Tetlock contends that the fox–the thinker who knows many little things, draws from an eclectic array of traditions, and is better able to improvise in response to changing events–is more successful in predicting the future than the hedgehog, who knows one big thing, toils devotedly within one tradition, and imposes formulaic solutions on ill-defined problems.

This insight makes sense, that foxes with their ability to hold multiple points of view are better positioned to see the future. But there’s a twist. Hedgehogs, with their certainty, tend to be more confident and thus convincing to a crowd. And foxes, with all of their “It could be this way or it could be that way” internal debate, tend to express less confidence and are less convincing to a crowd. Stewart Brand sums this up nicely here:

Bottom line… The political expert who bores you with a cloud of “howevers” is probably right about what’s going to happen. The charismatic expert who exudes confidence and has a great story to tell is probably wrong.

As you may know, I’m interested in “unlikely leaders” and foxes  fall into that slot. They express doubt while the hedgehogs express confidence. So my question for all of us is this: How might we train ourselves to listen to foxes, to embrace their expressions of doubt so that we can better understand where we’re going.

read more here:

After the Brainstorm

Brainstorms can be a lot of fun. But how often have you had a great brainstorm, spent all of this creative energy coming up with great ideas, and then did nothing with them? Too many times, right?

Here’s a worksheet that can help you capture the brainstorm and move forward.

1. THE PROBLEM IS _______.

Hopefully you were brainstorming on some type of problem. Restate it in an 8-10 word sentence. This is actually quite hard to do, just take it from A.E. who said:

If I had an hour to solve a problem and my life depended on the solution, I would spend the first 55 minutes determining the proper question to ask.

2. WE GENERATED [insert number] IDEAS.

The more the better, right? When a photographer gets assigned the front page of the NYTs, she doesn’t  go out and shoot one picture. She shoots dozens or hundreds, each one increasing the chances of finding that killer shot.


1. _____ and _____

2. _____ and _____

Criteria sets can be stuff like “Safe ideas & Wild ideas,” “Expensive ideas & Inexpensive ideas,” “High tech ideas & Low tech ideas.”

NOTE – “This will work & This won’t work” is not an objective criteria set. And if you already know what’s gonna work, you don’t need to brainstorm.


1. _____

2. _____

Chose two ideas because if you chose only one, you’ll go with the safe one. And if you’re gonna go with the safe one, then again, why are you brainstorming??

On prototyping: You can and should prototype ideas in a simple way at first. If you have an idea for a phone app, draw a few screen shots with pencil and paper.
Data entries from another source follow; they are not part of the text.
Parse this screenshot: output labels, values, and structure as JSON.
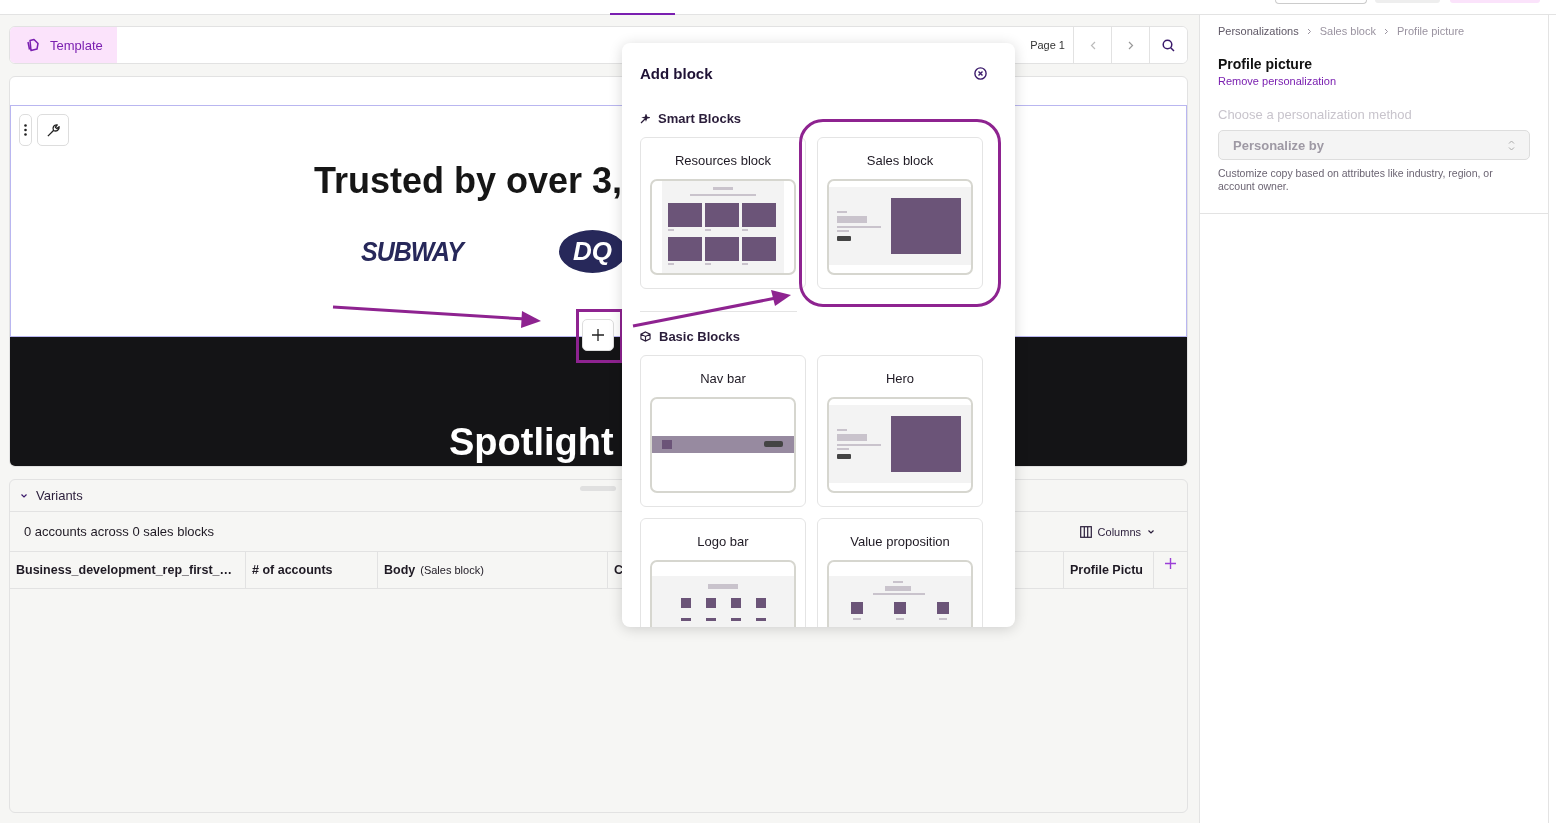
{
  "top_bar": {
    "tab_selected": true
  },
  "toolbar": {
    "tabs": [
      {
        "label": "Template",
        "selected": true
      }
    ],
    "page_label": "Page 1"
  },
  "canvas": {
    "heading": "Trusted by over 3,",
    "logos": [
      {
        "text": "SUBWAY",
        "kind": "wordmark"
      },
      {
        "text": "DQ",
        "kind": "badge"
      }
    ],
    "dark_heading": "Spotlight"
  },
  "add_block": {
    "title": "Add block",
    "sections": [
      {
        "title": "Smart Blocks",
        "kind": "smart",
        "blocks": [
          {
            "label": "Resources block",
            "kind": "grid",
            "highlighted": false
          },
          {
            "label": "Sales block",
            "kind": "hero",
            "highlighted": true
          }
        ]
      },
      {
        "title": "Basic Blocks",
        "kind": "basic",
        "blocks": [
          {
            "label": "Nav bar",
            "kind": "nav",
            "highlighted": false
          },
          {
            "label": "Hero",
            "kind": "hero",
            "highlighted": false
          },
          {
            "label": "Logo bar",
            "kind": "logos",
            "highlighted": false
          },
          {
            "label": "Value proposition",
            "kind": "values",
            "highlighted": false
          }
        ]
      }
    ]
  },
  "variants": {
    "title": "Variants",
    "expanded": true,
    "summary": "0 accounts across 0 sales blocks",
    "columns_button": "Columns",
    "columns": [
      {
        "label": "Business_development_rep_first_…"
      },
      {
        "label": "# of accounts"
      },
      {
        "label": "Body",
        "note": "(Sales block)"
      },
      {
        "label": "C"
      },
      {
        "label": "Profile Pictu"
      }
    ]
  },
  "panel": {
    "breadcrumbs": [
      {
        "label": "Personalizations",
        "kind": "link"
      },
      {
        "label": "Sales block",
        "kind": "text"
      },
      {
        "label": "Profile picture",
        "kind": "text"
      }
    ],
    "title": "Profile picture",
    "link": "Remove personalization",
    "method_label": "Choose a personalization method",
    "select": {
      "placeholder": "Personalize by",
      "disabled": true
    },
    "help": "Customize copy based on attributes like industry, region, or account owner."
  }
}
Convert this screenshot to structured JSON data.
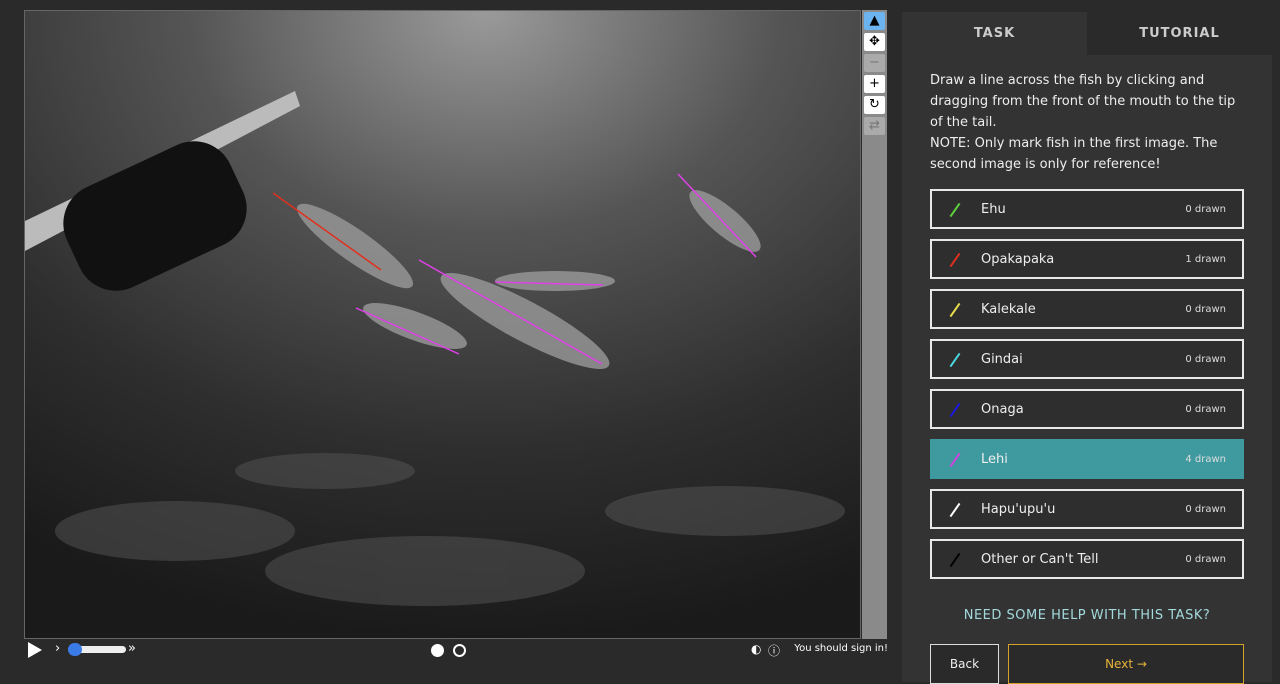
{
  "tabs": {
    "task": "TASK",
    "tutorial": "TUTORIAL"
  },
  "instructions": [
    "Draw a line across the fish by clicking and dragging from the front of the mouth to the tip of the tail.",
    "NOTE: Only mark fish in the first image. The second image is only for reference!"
  ],
  "choices": [
    {
      "label": "Ehu",
      "count": "0 drawn",
      "color": "#5ed23a"
    },
    {
      "label": "Opakapaka",
      "count": "1 drawn",
      "color": "#e0301e"
    },
    {
      "label": "Kalekale",
      "count": "0 drawn",
      "color": "#e8e04a"
    },
    {
      "label": "Gindai",
      "count": "0 drawn",
      "color": "#4ad8e0"
    },
    {
      "label": "Onaga",
      "count": "0 drawn",
      "color": "#1a1ae0"
    },
    {
      "label": "Lehi",
      "count": "4 drawn",
      "color": "#d040e0",
      "selected": true
    },
    {
      "label": "Hapu'upu'u",
      "count": "0 drawn",
      "color": "#ffffff"
    },
    {
      "label": "Other or Can't Tell",
      "count": "0 drawn",
      "color": "#000000"
    }
  ],
  "help": "NEED SOME HELP WITH THIS TASK?",
  "back": "Back",
  "next": "Next →",
  "signin": "You should sign in!",
  "toolbar": {
    "pointer": "▲",
    "move": "✥",
    "zoom_out": "−",
    "zoom_in": "+",
    "rotate": "↻",
    "reset": "⇄"
  }
}
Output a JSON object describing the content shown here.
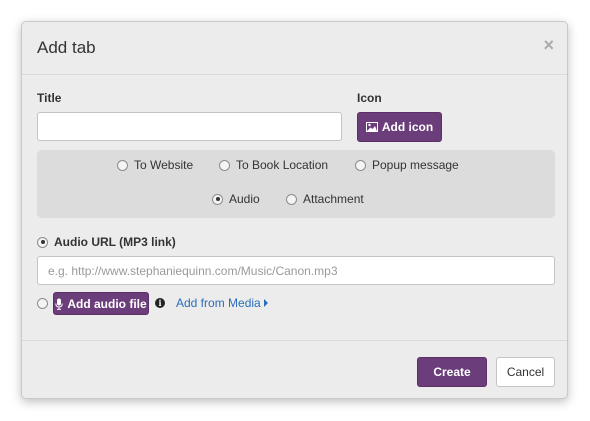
{
  "dialog": {
    "title": "Add tab",
    "close_glyph": "×"
  },
  "form": {
    "title_label": "Title",
    "title_value": "",
    "icon_label": "Icon",
    "add_icon_label": "Add icon",
    "add_icon_icon": "image-icon"
  },
  "tab_types": [
    {
      "label": "To Website",
      "checked": false
    },
    {
      "label": "To Book Location",
      "checked": false
    },
    {
      "label": "Popup message",
      "checked": false
    },
    {
      "label": "Audio",
      "checked": true
    },
    {
      "label": "Attachment",
      "checked": false
    }
  ],
  "audio": {
    "url_option_label": "Audio URL (MP3 link)",
    "url_option_checked": true,
    "url_value": "",
    "url_placeholder": "e.g. http://www.stephaniequinn.com/Music/Canon.mp3",
    "file_option_checked": false,
    "add_file_label": "Add audio file",
    "add_file_icon": "microphone-icon",
    "info_icon": "info-icon",
    "info_glyph": "i",
    "add_from_media_label": "Add from Media",
    "add_from_media_icon": "caret-right-icon"
  },
  "footer": {
    "create_label": "Create",
    "cancel_label": "Cancel"
  },
  "colors": {
    "accent": "#6b3d7a",
    "link": "#2a6ebb"
  }
}
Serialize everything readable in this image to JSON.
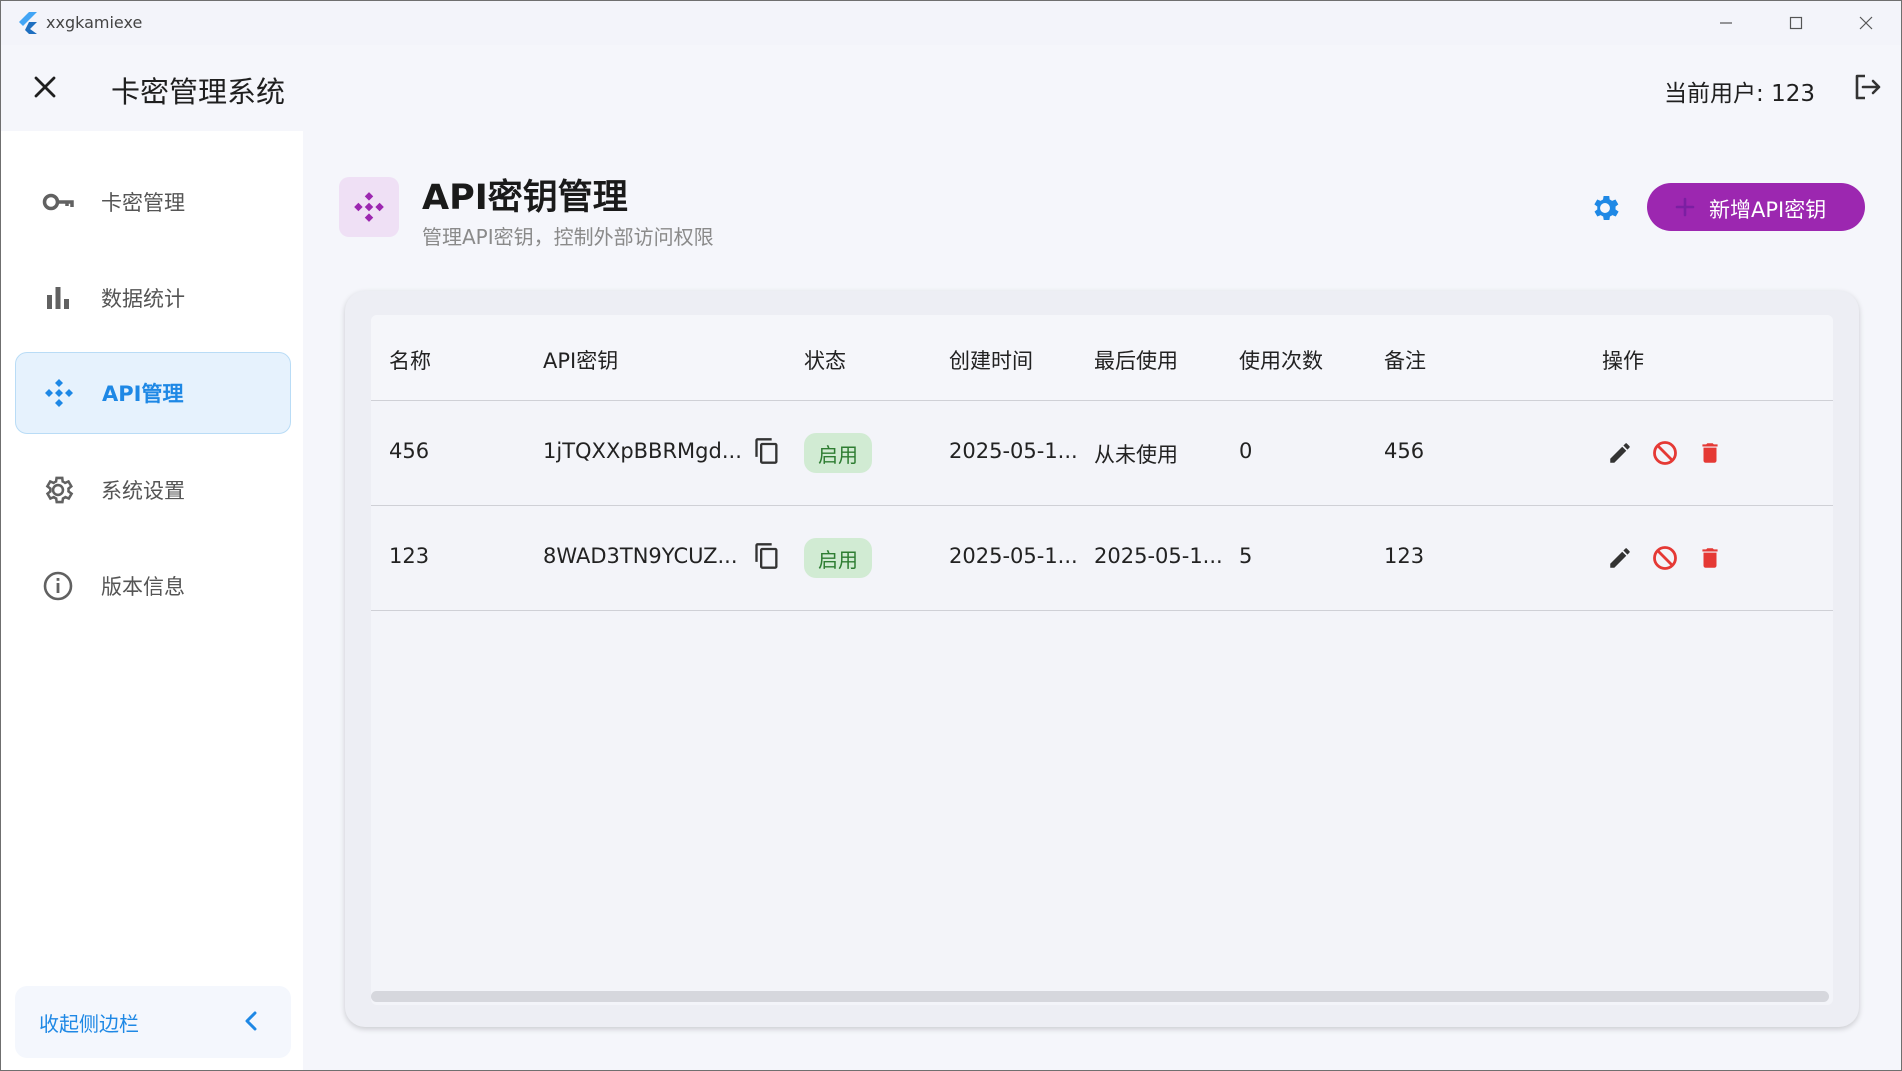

This is a prop that you can use for gathering valuable feedback when you test it. (Designers like myself love props).


1. If _____, then _____.

2. If _____, then _____.

A hypothesis is an “if, then” statement. For example, “If we introduce prototype A, then X won’t be a problem.” It’s very important that you refer back to the problem statement in your hypothesis. If your hypothesis and problem statement don’t match up, then you have some revising to do.



Work “Back and Forth”

When I was developing design concepts in grad school, my advisor David Morgan encouraged me to work “back and forth” between drawing and building physical models. The big challenge in creativity is to stay fluid, to not get stuck or hung up on one idea. Moving back and forth between 2D drawing and 3D building encourages fluidity. Continue reading “Work “Back and Forth””

Games that Promote Sharing


Im taking a board game design class at Ithaca Generator these days. I’m using the opportunity to explore concepts from my sustainability research, stuff that I normally read and write about.

The prototype here is for a cooperative game called “Grow.” The setting for the game is a Community Supported Farm. In the game there are six players – three farmers and three members (though in reality the ratio is more like 1 farmer to 75 members). The objective of the game is to harness the trust built into this network to exchange value. The meta objective is to inspire players to do this in real life. Continue reading “Games that Promote Sharing”